Protests began after the Supreme Court magistrates on 29 March issued a ruling removing the last vestiges of power from the opposition-controlled congress.

Although the court retracted the ruling three days later, there is still widespread anger against Maduro's government with no peaceful resolution expected anytime soon.

"When this is going to stop? I don't see the people giving up fighting for their country," Capriles said.

In early April, the Venezuelan comptroller's office banned Capriles from holding political office for 15 years. The move is seen as likely affecting presidential elections in 2018, considering Capriles is seen as a strong contender to challenge President Maduro.

The opposition is calling for early elections, which is scheduled for late 2018, as they blame Maduro and his government for the continuing crisis in the country. On the other hand, the president has alleged that the opposition and the business community are responsible for the shortage in essential supplies in the country.

Venezuela protest
Venezuela opposition leader and governor of Miranda state Henrique Capriles (C) attends a tribute to Juan Pablo Pernalete, who died after being hit by a tear gas shot during a protest against Venezuelan President Nicolas Maduro, in Caracas, Venezuela on 27 April, 2017 REUTERS/Carlos Garcia Rawlins

"There is no electoral calendar. We're the only country in the Americas where you ask when the elections are and there's no answer," Capriles said, while demanding the release of opposition politicians arrested since Maduro took office.

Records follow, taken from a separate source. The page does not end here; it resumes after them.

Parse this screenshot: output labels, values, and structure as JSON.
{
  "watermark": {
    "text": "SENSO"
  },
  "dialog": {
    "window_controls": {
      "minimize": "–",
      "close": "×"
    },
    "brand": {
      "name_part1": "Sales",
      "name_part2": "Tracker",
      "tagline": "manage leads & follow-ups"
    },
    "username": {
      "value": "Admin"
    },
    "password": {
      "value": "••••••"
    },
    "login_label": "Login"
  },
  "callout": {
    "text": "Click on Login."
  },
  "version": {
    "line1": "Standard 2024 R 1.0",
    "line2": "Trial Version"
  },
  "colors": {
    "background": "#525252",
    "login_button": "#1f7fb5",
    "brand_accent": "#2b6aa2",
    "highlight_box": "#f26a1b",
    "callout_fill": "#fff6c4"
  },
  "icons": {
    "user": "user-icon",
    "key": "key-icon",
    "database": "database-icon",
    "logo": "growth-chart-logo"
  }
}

"They [the government] are, at this moment, like a kidnapper who's surrounded by police but believes he will be able to kill the hostages, kill the police and escape unharmed.

"They are wrong; they made a miscalculation," he added.